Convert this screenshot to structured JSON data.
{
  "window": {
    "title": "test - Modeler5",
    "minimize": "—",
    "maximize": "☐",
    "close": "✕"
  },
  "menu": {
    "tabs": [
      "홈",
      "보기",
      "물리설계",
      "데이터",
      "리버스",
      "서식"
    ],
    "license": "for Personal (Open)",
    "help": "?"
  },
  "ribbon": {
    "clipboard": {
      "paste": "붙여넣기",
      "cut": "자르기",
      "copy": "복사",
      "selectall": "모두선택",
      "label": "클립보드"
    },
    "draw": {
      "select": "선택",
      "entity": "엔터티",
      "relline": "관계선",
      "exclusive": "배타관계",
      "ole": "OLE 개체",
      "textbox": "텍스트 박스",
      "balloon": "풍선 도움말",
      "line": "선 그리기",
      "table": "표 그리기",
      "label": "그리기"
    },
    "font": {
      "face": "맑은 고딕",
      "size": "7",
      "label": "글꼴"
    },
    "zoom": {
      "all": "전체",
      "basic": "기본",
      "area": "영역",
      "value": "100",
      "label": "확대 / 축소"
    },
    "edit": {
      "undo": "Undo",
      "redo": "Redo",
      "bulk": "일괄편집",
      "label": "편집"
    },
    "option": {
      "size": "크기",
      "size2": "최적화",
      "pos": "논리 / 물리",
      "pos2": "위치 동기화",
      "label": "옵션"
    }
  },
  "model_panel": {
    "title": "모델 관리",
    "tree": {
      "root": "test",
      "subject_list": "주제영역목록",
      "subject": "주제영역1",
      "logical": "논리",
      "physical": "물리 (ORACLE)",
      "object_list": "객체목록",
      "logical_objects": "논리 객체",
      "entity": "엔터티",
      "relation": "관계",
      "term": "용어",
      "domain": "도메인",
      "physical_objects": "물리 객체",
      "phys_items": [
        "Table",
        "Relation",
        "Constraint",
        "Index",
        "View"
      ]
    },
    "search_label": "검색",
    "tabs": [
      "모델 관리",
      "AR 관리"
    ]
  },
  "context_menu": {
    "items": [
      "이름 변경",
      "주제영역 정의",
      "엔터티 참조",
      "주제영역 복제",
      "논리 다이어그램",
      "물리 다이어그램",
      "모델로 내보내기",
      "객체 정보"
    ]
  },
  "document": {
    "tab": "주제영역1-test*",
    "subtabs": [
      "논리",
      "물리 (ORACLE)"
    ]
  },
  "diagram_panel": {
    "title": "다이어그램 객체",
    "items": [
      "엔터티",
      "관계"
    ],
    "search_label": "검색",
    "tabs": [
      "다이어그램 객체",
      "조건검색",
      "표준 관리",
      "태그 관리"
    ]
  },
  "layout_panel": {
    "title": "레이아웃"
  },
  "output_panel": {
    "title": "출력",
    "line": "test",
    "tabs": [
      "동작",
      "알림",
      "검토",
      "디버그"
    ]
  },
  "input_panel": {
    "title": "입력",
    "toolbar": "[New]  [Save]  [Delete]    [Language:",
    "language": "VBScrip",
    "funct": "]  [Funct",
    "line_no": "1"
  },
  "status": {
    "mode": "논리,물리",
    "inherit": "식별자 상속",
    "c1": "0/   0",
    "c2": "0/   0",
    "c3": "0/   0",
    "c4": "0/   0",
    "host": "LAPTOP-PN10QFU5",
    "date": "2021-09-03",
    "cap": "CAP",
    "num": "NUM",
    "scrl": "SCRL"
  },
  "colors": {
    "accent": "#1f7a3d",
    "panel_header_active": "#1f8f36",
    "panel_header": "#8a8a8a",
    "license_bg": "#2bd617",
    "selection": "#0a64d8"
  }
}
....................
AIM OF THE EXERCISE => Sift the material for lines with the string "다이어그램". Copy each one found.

TASK SOLUTION =>
      "논리 다이어그램",
      "물리 다이어그램",
    "title": "다이어그램 객체",
      "다이어그램 객체",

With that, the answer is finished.